Harvey Robins, a longtime government and organization official, wrote a pointed 6/9 essay for City Limits, Opinion: After Decades Of Rules Benefiting NYC’s Corporate Elites, Let’s Put Public Back In Public Policy.

He recalls that, despite the recession when he served as director of the Mayor’s Office of Operations for David Dinkins, they could "identify cuts and savings—even as we sidestepped deep cuts to core neighborhood services, and redirected capital spending to focus on building and rehabilitating affordable housing in undeserved neighborhoods."

How? "We merged agencies, slashed overtime spending in the Police and Corrections departments, cut back on fleets of city cars, and challenged archaic union work rules." And they offered "a ruthlessly honest report card" on city agencies.

His proposals: 
--tougher labor laws, and more inspectors to enforce existing laws against such things as wage theft
--fund parks by forcing owners/operators of sports venues to finally pay property taxes, an average of $50 million a year
--demand that elite institutions like universities and hospitals to pay property taxes, including for their staff housing
--create a public bank to serve lower income communities and affordable housing and local businesses
--promise living wages to city unions while reforming "ossified labor rules" that, for example, offer unlimited sick leave for corrections officers

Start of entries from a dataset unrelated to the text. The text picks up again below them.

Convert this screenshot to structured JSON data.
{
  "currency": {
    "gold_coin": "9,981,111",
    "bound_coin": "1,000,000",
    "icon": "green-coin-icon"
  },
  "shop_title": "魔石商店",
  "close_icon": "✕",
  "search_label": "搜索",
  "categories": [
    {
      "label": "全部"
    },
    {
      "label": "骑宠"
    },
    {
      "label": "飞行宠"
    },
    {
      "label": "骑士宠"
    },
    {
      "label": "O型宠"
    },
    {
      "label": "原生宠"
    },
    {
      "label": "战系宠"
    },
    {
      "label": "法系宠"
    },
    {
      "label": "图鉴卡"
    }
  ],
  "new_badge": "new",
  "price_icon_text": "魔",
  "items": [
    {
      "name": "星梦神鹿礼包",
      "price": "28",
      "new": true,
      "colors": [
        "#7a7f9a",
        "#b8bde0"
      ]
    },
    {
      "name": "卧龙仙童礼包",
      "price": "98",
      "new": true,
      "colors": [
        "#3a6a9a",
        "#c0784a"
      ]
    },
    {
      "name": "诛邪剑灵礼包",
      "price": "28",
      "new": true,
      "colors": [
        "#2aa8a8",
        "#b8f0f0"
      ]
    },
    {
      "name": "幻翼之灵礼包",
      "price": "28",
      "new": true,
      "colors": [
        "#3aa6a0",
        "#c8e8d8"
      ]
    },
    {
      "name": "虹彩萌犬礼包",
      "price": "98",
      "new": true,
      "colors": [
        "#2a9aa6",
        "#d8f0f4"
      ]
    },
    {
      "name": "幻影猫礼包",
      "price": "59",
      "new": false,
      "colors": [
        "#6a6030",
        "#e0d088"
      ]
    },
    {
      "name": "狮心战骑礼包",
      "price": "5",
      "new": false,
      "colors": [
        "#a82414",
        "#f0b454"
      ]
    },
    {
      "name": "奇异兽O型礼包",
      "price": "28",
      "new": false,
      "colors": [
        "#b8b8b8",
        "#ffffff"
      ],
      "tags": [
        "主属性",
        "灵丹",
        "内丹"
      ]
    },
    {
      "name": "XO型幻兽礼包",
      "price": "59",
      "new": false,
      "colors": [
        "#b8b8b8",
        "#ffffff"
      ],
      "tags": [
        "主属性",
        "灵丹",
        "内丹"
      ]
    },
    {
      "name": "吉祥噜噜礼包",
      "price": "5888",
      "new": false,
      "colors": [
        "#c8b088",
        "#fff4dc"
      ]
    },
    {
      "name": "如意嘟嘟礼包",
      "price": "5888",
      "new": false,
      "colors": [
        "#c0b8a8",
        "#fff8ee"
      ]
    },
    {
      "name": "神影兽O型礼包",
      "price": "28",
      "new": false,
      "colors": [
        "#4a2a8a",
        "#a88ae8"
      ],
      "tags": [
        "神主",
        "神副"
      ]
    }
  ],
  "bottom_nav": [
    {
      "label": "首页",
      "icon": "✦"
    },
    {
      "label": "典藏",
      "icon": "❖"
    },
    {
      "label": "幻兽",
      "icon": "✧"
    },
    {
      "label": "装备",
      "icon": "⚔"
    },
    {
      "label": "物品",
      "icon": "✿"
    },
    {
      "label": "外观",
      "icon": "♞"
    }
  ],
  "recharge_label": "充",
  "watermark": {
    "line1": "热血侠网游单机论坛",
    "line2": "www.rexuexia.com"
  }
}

He doesn't get to the politics of it all, but it surely would start with leadership. And those elected leaders often rely on political support and campaign funding from some of those benefitting from the current system.

So it wouldn't be easy. But it's good to have the alternatives.

About wage theft 

His point about wage theft is an important one. Alec Karakatsanis writes in his newsletter:
Measured in dollars, total estimated wage theft is more devastating than all other property crime combined. And unlike theft from big retail outlets, wage theft is *by companies* with money from workers, many of whom struggle to meet basic necessities of life.

I don't think theft from big retail outlets should be easily dismissed, but, unlike those highly publicized episodes, caught on video and shared widely, wage theft happens more quietly and is harder to document. 

As Maurizio Guerrero recently reported for Documented:
At least 15 wage theft cases involving several workers had been associated with 199 Lee Ave, [a mail drop in Williamsburg] according to three different nonprofit organizations — Catholic Migration Services, New Immigrant Community Empowerment (NICE) and Make the Road New York. That is just the tip of the iceberg.

Another revenue source

I suspect much more revenue could be raised by enforcing fines regarding illegal parking and idling, say, around the Barclays Center, or ensuring that scofflaws who don't pay traffic fines actually pay up.

Beyond that, Streetsblog has reported on fake license plates, abuse of parking placards, out-of-state registrations, and obscured license plates. Enforcement surely would raise revenue.